From a sea of red, to a thin red line, to camouflaged elite soldiers, no organization has made a greater impact through history than the British Army.
The earliest accounts in the history books saw British soldiers as easy targets as they formed four man deep battle lines dressed in uniforms of red. With little formal training, outdated munitions, and sparse manpower they would answer to the whim of the Royal Courts in power at the time. Yet time and perseverance have made them one one of the worlds best modern armies.
Structure of the British Army
The British Army originally consisted of Foot Guards and the Infantry of the line. The Foot Guards provided protection for the Monarch and the Infantry, consisting of Regiments and Companies, fought battles wherever they were needed. The oldest Regiment of the Line, The Royal Scots Borderers, was formed in 1633, under King Charles I.
Before the eighteenth century artillery trains were set up under Royal Order, and then disbanded when they were no longer required. In May, 1716, under Royal Order from King George I, a more permanent artillery was raised, consisting of two companies of field artillery, each with one hundred men. By 1757 the Royal Regiment had increased in size to two battalions with twelve companies each, and by 1771 there were four Battalions, thirty-two companies of artillery and two invalid companies employed for garrison duties.
The first troops of horse artillery were formed in 1793 and in 1801 the Royal Irish Artillery was absorbed to help create twelve Royal Horse Artillery and one hundred Royal Artillery Companies in ten battalions. The country’s localization plan, created by Edward Cardwell, Secretary of State for War, 1873, helped to create a more permanent solution for increasing numbers for the British Army.
Tactics of the British Army
Infantry tactics changed through the years as British soldiers learned to fight against soldiers and warriors of many different countries. Some of the earliest battles fought by the British copied the tactics the Romans used; four men deep with the first line holding shields. The British army had no shields but the front line of soldiers would fire their rifles giving the lines behind time to reload.
The “thin red line” came in to being when Sir Colin Campbell, having little respect for Russian capabilities, thinned his regiment out at the Battle of Balaclava in October 1854. The Russian commander, thinking this a diversion and believing there must be more troops behind, made the decision to retreat.

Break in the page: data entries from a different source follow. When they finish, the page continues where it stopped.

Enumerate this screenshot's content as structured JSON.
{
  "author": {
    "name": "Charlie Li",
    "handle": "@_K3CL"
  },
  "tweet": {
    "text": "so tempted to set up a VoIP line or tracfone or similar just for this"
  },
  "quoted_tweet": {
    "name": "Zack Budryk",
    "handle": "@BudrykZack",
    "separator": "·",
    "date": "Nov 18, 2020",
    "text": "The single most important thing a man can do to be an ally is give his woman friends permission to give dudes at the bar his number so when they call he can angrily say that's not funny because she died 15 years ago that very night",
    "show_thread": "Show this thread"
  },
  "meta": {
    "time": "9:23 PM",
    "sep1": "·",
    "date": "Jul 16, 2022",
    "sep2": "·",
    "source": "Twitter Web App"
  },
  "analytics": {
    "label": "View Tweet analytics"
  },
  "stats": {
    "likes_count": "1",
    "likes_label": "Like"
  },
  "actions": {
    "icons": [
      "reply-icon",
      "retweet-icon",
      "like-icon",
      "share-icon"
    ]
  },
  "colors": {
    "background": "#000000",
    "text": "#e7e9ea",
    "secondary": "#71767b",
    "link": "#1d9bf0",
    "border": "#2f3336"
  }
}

During the Anglo-Boer War in Africa, 1889 to 1902, the British faced attacks from native Zulu Warriors. The warriors attacked in mass during the battle at Isandhlwana, easily breaking through the British lines and causing them enormous casualties. This horrific defeat made way for a new military tactic, that of the British Square.
Weapons of the British Army
In 1792 the British were using the “India Pattern” version of the Brown Bess musket, which had an effective range of 100 yards. This rifle fired large bullets at low velocity, thereby eliminating problems of earlier rifles where powder would collect and fill the chambers.
The year 1839 saw the introduction of the percussion musket, offering fewer misfires and better accuracy and rate of firing. By the 1850’s British troops were using the minie ball, designed by Claude-Etienne Minie, muzzle loading and the Enfield rifles. Then, in 1865, the Snider Breach Loading Enfield rifle would see use in battles.
In the 1800’s the British were making regular use of three and six pound canons, with the nine pounders introduced during the Peninsular War (1808 – 1814). The ant-personnel weapon, the spherical case shot, invented in 1784 by Henry Shrapnel, was used by the British beginning in 1803.
Congreve Rockets, invented by Sir William Congreve in 1805, would be used against French ports and towns, during the Napoleonic Wars. They were slow and notoriously inaccurate but they made quite the impression on the enemy.
World War I would see the Infantry using the field twelve inch Howitzer. This weapon was often used to bombard the enemy lines preceding an Infantry attack. Winston Churchill, who championed the development of the armored tank, would see it used in battle in 1916, at the Battle of the Somme. The heavier cruiser tanks would be used during the Second World War.
In 1940 Winston Churchill commissioned that the British should design its own elite parachute regiment, wich saw their first action at the Bruneval Raid in 1942. The use of sub-machine guns by the Germans in World War II caught the British by surprise, but by 1945 the Sten gun had been mass produced and was in use by the Infantry.
Many of the earlier wars, Britain being involved in at least twelve before World War I, were costly for the British, both in loss of life and monetarily speaking. Through need, trial and error, they have emerged from, what some may have thought an untrained and laughable excuse for an army, into one of the worlds most elite and respected forces.